Wheeled Sorts

The French tend to be quite formal although the Provençeaux in general, and the Niçois in particular, can be a little less so than the inhabitants of other regions. It is not considered polite to use anyone’s first or given name unless invited to do so or to indulge in cheek kissing (faire la bise) unless the person you are meeting initiates the process.


French is the main language spoken in Nice and the surrounding area.

Always say ‘Bonjour’ when meeting someone or entering a shop and don’t forget ‘au Revoir’ when you leave. ‘S’il vous plait’ and ‘Merci’ are both essential phrases. If you’ve never spoken French before you may feel a little awkward at first but it is essential if you want to get along with folks and get the most out of your visit.

You may find that the person you are speaking to wants to practise their English – I’ve often found myself in the bizarre situation of endeavoring to speak to someone in French who insists on speaking to me in English! Nowadays I indulge them as there will be plenty who don’t speak English and on the whole they will respect your efforts.

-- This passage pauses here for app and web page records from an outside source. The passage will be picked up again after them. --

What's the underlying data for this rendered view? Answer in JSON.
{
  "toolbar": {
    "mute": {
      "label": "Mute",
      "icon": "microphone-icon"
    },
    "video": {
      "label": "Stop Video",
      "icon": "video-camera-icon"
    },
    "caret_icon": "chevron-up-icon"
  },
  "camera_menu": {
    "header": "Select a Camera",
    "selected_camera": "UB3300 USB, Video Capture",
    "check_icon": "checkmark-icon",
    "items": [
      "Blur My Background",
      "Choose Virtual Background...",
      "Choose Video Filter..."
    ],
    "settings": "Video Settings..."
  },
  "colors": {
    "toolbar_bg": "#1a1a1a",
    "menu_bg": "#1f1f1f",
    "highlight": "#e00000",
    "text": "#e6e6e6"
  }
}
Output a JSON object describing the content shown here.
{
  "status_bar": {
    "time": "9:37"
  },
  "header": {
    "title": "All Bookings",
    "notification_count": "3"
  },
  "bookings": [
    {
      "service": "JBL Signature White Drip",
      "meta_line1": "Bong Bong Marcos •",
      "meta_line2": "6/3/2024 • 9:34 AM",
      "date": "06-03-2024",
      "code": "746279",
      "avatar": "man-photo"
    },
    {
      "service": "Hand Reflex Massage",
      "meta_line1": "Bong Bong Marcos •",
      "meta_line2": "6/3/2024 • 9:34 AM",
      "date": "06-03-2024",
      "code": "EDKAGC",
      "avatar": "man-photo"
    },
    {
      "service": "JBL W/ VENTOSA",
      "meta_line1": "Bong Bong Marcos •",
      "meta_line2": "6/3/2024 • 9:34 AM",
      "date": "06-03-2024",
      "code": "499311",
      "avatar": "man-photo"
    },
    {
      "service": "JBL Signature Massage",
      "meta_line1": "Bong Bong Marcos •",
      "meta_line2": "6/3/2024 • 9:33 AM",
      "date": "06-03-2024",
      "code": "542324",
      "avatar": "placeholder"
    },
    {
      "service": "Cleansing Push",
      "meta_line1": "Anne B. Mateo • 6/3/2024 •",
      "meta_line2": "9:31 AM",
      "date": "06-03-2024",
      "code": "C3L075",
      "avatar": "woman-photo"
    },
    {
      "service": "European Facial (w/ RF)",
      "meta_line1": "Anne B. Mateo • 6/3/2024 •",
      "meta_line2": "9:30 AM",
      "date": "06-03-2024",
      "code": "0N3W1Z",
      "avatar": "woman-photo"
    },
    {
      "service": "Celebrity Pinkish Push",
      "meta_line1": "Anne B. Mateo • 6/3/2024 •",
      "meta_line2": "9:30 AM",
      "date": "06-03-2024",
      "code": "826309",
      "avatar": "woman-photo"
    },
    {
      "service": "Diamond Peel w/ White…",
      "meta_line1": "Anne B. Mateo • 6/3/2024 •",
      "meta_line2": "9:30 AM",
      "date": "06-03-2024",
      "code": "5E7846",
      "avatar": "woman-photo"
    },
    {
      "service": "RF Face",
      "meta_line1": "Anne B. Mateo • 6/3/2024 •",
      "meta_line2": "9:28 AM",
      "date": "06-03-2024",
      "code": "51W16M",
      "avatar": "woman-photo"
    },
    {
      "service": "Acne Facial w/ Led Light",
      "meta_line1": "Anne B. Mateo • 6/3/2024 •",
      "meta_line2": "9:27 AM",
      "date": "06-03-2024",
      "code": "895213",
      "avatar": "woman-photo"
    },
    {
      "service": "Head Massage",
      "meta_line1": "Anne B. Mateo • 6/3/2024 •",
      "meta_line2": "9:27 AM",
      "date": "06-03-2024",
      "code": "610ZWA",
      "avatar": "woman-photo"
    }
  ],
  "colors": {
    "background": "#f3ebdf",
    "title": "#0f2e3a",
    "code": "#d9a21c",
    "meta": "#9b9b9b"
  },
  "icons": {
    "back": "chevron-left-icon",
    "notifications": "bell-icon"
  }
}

While you are most likely to encounter French, sometimes you will hear the locals speaking Nissart which is a dialect of the old Oc language. You will certainly notice dual language signs.

Street Life

Although things have improved in recent years, the politeness you find on the street or in shops does not always extend to the road. Always make sure drivers are intending to stop before you step out onto a crossing and, if driving yourself, don’t assume that a driver flashing his/her lights at you wants you to proceed – he/she is probably warning you that ‘Les Flics’ (Gendarmes) are waiting down the road to check your speed!


The ancient language of Nice

Text © Paul Shawcross

Image by Kurt Bauschardt